## Task directions
Each record must be repeated exactly. None may be dropped.

[[ Available records open ]]

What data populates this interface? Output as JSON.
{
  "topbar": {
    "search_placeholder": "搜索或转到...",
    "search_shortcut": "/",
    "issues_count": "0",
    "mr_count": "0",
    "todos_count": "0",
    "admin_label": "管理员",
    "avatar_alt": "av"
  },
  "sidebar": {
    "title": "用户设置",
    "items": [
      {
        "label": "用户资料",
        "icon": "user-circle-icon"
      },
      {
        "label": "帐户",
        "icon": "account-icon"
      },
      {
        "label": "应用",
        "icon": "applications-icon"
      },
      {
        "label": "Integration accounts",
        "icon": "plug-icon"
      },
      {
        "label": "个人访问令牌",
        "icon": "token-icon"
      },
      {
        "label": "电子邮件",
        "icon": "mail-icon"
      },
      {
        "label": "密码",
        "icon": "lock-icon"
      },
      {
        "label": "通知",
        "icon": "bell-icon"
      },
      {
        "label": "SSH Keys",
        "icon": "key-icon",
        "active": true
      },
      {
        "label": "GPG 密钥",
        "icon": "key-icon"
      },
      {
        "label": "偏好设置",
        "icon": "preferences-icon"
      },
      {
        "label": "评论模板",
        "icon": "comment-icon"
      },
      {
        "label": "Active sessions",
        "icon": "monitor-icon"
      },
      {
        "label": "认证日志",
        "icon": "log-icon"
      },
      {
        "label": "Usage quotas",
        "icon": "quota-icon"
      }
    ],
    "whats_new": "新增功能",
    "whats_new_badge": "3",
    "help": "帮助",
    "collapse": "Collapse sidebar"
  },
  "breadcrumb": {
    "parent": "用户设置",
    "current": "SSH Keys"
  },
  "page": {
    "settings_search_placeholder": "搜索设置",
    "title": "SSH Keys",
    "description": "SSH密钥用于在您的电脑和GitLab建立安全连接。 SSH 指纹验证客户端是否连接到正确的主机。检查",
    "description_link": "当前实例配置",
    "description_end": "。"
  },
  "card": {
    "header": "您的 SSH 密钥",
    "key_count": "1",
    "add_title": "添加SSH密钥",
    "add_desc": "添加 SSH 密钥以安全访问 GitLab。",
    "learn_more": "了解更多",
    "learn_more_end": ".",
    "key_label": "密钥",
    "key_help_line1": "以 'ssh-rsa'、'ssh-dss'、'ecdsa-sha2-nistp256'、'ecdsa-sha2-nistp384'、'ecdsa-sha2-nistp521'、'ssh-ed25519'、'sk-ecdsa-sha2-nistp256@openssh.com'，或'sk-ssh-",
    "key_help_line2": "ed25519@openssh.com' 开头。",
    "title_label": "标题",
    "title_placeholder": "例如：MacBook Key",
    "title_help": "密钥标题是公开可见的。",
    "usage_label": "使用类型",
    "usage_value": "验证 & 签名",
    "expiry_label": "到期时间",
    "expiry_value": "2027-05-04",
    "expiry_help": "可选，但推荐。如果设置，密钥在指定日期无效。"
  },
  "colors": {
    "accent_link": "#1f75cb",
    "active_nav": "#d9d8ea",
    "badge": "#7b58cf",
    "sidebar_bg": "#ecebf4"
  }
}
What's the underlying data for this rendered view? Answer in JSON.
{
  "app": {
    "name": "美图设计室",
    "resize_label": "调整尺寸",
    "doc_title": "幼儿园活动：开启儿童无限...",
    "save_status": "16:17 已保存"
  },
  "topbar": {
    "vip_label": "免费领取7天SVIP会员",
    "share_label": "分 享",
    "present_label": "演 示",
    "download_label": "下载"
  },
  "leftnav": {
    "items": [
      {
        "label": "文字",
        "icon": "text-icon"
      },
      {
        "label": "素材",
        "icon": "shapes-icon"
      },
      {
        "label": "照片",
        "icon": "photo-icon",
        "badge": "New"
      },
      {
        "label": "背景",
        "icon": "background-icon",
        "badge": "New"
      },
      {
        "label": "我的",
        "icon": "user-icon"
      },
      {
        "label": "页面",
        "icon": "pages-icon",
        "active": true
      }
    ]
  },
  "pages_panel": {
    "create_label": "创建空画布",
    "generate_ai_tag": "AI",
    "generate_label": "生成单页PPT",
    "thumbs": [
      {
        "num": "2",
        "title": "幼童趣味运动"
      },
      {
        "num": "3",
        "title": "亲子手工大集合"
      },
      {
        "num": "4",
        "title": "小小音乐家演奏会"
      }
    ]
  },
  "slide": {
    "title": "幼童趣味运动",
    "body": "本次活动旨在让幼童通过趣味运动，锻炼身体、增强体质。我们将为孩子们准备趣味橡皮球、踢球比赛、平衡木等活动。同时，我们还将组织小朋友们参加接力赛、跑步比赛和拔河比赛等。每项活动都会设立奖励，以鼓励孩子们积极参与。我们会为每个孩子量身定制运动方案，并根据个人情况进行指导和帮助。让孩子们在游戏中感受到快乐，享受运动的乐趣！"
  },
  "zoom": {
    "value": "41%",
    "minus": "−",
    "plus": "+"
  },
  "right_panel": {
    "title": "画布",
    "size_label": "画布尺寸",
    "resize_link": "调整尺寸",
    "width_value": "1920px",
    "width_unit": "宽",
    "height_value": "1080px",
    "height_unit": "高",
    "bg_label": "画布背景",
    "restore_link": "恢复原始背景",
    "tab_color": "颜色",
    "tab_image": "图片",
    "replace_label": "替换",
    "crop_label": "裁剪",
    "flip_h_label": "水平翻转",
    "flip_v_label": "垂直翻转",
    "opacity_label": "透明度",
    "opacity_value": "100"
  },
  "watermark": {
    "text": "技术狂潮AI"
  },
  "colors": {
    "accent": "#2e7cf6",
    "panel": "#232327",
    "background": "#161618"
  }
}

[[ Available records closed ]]

## Your response
What data populates this interface? Output as JSON.
{
  "topbar": {
    "search_placeholder": "搜索或转到...",
    "search_shortcut": "/",
    "issues_count": "0",
    "mr_count": "0",
    "todos_count": "0",
    "admin_label": "管理员",
    "avatar_alt": "av"
  },
  "sidebar": {
    "title": "用户设置",
    "items": [
      {
        "label": "用户资料",
        "icon": "user-circle-icon"
      },
      {
        "label": "帐户",
        "icon": "account-icon"
      },
      {
        "label": "应用",
        "icon": "applications-icon"
      },
      {
        "label": "Integration accounts",
        "icon": "plug-icon"
      },
      {
        "label": "个人访问令牌",
        "icon": "token-icon"
      },
      {
        "label": "电子邮件",
        "icon": "mail-icon"
      },
      {
        "label": "密码",
        "icon": "lock-icon"
      },
      {
        "label": "通知",
        "icon": "bell-icon"
      },
      {
        "label": "SSH Keys",
        "icon": "key-icon",
        "active": true
      },
      {
        "label": "GPG 密钥",
        "icon": "key-icon"
      },
      {
        "label": "偏好设置",
        "icon": "preferences-icon"
      },
      {
        "label": "评论模板",
        "icon": "comment-icon"
      },
      {
        "label": "Active sessions",
        "icon": "monitor-icon"
      },
      {
        "label": "认证日志",
        "icon": "log-icon"
      },
      {
        "label": "Usage quotas",
        "icon": "quota-icon"
      }
    ],
    "whats_new": "新增功能",
    "whats_new_badge": "3",
    "help": "帮助",
    "collapse": "Collapse sidebar"
  },
  "breadcrumb": {
    "parent": "用户设置",
    "current": "SSH Keys"
  },
  "page": {
    "settings_search_placeholder": "搜索设置",
    "title": "SSH Keys",
    "description": "SSH密钥用于在您的电脑和GitLab建立安全连接。 SSH 指纹验证客户端是否连接到正确的主机。检查",
    "description_link": "当前实例配置",
    "description_end": "。"
  },
  "card": {
    "header": "您的 SSH 密钥",
    "key_count": "1",
    "add_title": "添加SSH密钥",
    "add_desc": "添加 SSH 密钥以安全访问 GitLab。",
    "learn_more": "了解更多",
    "learn_more_end": ".",
    "key_label": "密钥",
    "key_help_line1": "以 'ssh-rsa'、'ssh-dss'、'ecdsa-sha2-nistp256'、'ecdsa-sha2-nistp384'、'ecdsa-sha2-nistp521'、'ssh-ed25519'、'sk-ecdsa-sha2-nistp256@openssh.com'，或'sk-ssh-",
    "key_help_line2": "ed25519@openssh.com' 开头。",
    "title_label": "标题",
    "title_placeholder": "例如：MacBook Key",
    "title_help": "密钥标题是公开可见的。",
    "usage_label": "使用类型",
    "usage_value": "验证 & 签名",
    "expiry_label": "到期时间",
    "expiry_value": "2027-05-04",
    "expiry_help": "可选，但推荐。如果设置，密钥在指定日期无效。"
  },
  "colors": {
    "accent_link": "#1f75cb",
    "active_nav": "#d9d8ea",
    "badge": "#7b58cf",
    "sidebar_bg": "#ecebf4"
  }
}
What's the underlying data for this rendered view? Answer in JSON.
{
  "app": {
    "name": "美图设计室",
    "resize_label": "调整尺寸",
    "doc_title": "幼儿园活动：开启儿童无限...",
    "save_status": "16:17 已保存"
  },
  "topbar": {
    "vip_label": "免费领取7天SVIP会员",
    "share_label": "分 享",
    "present_label": "演 示",
    "download_label": "下载"
  },
  "leftnav": {
    "items": [
      {
        "label": "文字",
        "icon": "text-icon"
      },
      {
        "label": "素材",
        "icon": "shapes-icon"
      },
      {
        "label": "照片",
        "icon": "photo-icon",
        "badge": "New"
      },
      {
        "label": "背景",
        "icon": "background-icon",
        "badge": "New"
      },
      {
        "label": "我的",
        "icon": "user-icon"
      },
      {
        "label": "页面",
        "icon": "pages-icon",
        "active": true
      }
    ]
  },
  "pages_panel": {
    "create_label": "创建空画布",
    "generate_ai_tag": "AI",
    "generate_label": "生成单页PPT",
    "thumbs": [
      {
        "num": "2",
        "title": "幼童趣味运动"
      },
      {
        "num": "3",
        "title": "亲子手工大集合"
      },
      {
        "num": "4",
        "title": "小小音乐家演奏会"
      }
    ]
  },
  "slide": {
    "title": "幼童趣味运动",
    "body": "本次活动旨在让幼童通过趣味运动，锻炼身体、增强体质。我们将为孩子们准备趣味橡皮球、踢球比赛、平衡木等活动。同时，我们还将组织小朋友们参加接力赛、跑步比赛和拔河比赛等。每项活动都会设立奖励，以鼓励孩子们积极参与。我们会为每个孩子量身定制运动方案，并根据个人情况进行指导和帮助。让孩子们在游戏中感受到快乐，享受运动的乐趣！"
  },
  "zoom": {
    "value": "41%",
    "minus": "−",
    "plus": "+"
  },
  "right_panel": {
    "title": "画布",
    "size_label": "画布尺寸",
    "resize_link": "调整尺寸",
    "width_value": "1920px",
    "width_unit": "宽",
    "height_value": "1080px",
    "height_unit": "高",
    "bg_label": "画布背景",
    "restore_link": "恢复原始背景",
    "tab_color": "颜色",
    "tab_image": "图片",
    "replace_label": "替换",
    "crop_label": "裁剪",
    "flip_h_label": "水平翻转",
    "flip_v_label": "垂直翻转",
    "opacity_label": "透明度",
    "opacity_value": "100"
  },
  "watermark": {
    "text": "技术狂潮AI"
  },
  "colors": {
    "accent": "#2e7cf6",
    "panel": "#232327",
    "background": "#161618"
  }
}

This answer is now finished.